    A Mother Jones interactive project chronicles and quantifies "the explosive growth of America's inmate population." The online series depicts the economic and social costs of prisons, and includes a database on states' prison population and prison spending. The first part explains why America became the world's leading jailer, and looks at the paradoxical growth of the incarceration rate over the past decades when the crime rate was declining. The reporters find that "the soaring number of nonviolent drug offenders" and increases in sentencing are behind the expansion of prisons. The second part discovers that "prisons are rife with infectious illnesses - and threaten to spread them to the public." The third story examines the influence of jail sentences on inmates' inclination to violence after being released. The fourth part looks at the social costs for children who have a parent behind bars. The fifth article explains various alternatives for society to respond to lawbreakers without locking them up. The sixth part reveals that spending on a domestic anti-drug war is ineffective. The seventh article finds that "mass incarceration comes at a moral cost to every American."
  • Miami Cops
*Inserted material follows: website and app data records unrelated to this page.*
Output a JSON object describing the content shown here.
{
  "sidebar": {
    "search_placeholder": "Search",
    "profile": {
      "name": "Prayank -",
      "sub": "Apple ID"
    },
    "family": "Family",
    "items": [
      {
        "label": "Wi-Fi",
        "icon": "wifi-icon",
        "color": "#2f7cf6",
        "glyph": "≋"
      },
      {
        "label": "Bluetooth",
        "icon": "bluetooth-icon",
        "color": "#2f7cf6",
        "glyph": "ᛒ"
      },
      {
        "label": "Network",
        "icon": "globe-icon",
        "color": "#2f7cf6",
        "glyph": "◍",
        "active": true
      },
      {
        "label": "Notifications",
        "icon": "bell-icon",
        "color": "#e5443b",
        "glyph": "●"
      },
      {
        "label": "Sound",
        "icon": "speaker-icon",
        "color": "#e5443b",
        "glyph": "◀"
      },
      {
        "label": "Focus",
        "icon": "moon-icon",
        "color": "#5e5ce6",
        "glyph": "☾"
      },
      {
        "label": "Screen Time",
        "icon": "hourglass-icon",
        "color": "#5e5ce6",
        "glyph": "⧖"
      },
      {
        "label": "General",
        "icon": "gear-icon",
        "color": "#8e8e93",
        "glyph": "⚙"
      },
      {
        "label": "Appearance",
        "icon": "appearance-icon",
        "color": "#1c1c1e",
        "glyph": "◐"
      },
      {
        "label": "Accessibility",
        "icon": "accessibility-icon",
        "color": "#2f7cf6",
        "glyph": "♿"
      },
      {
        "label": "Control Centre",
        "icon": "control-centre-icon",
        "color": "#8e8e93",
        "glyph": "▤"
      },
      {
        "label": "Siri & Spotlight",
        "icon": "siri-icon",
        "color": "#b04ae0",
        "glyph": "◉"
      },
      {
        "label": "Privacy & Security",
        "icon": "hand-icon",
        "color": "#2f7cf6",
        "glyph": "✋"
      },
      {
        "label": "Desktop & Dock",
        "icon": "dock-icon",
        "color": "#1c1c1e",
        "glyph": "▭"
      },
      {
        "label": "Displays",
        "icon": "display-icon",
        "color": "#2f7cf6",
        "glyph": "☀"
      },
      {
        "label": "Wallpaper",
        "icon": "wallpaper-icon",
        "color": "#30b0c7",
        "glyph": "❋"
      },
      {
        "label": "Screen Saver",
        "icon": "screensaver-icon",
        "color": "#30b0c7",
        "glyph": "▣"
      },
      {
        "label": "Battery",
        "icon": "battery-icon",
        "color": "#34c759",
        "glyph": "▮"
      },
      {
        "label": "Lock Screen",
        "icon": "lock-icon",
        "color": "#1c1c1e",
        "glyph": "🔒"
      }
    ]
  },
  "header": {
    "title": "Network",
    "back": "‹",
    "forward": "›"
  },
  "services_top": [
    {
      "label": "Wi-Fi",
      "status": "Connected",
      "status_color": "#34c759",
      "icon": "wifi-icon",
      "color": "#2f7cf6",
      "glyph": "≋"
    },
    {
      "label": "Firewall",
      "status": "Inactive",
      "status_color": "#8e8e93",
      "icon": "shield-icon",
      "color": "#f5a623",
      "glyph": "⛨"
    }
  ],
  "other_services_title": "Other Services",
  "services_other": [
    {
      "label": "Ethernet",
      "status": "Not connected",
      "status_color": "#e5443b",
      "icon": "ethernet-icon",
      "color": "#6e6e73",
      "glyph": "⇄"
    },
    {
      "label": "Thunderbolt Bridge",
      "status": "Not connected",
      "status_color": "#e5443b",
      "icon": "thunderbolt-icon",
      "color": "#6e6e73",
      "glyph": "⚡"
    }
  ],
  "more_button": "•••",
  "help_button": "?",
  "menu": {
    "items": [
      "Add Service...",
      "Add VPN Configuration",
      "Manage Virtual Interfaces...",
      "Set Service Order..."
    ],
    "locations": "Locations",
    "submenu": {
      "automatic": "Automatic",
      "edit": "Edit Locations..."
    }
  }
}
    A Miami Daily Business Review two-year investigation into police criminality reveals "a deadly scandal at the Miami Police Department." The stories document "flaws and bias in the local system used to investigate police shootings." The series started in 2000 with investigation of the death of a 72-year old widower who was machine-gunned by police during a ferocious 1996 drug raid, and of the following $2.5-million settlement of the lawsuit brought by the victim's family. In a federal investigation, Miami officers involved in the shooting were later accused of "conspiracy, lying and fabricating evidence to cover up misconduct," the Review reports. The series also examines "Miami's costly litigation experience over the last decade defending claims of brutality and lawlessness by police."
  • Arresting Developments

    The American Prospect looks at the use of police powers to enforce law on private property. The story reveals that police officers - often in uniform - are hired by private developments to enforce their private parking, speeding, trespassing, loitering, etc. rules. Cops cannot give a speeding ticket to someone who is violating a private speeding limit on a private speed, but they could consider arresting the violator for 'operating to endanger,' the magazine reveals. The reporter finds that "taken together, these moves represent a qualitative, though little noted, expansion of public law enforcement into the realm of private space." A major finding is that the approximately 25,000 private communities that already pay for their own private security patrols could argue successfully that they should not have to pay to support the public police system because they are policing themselves.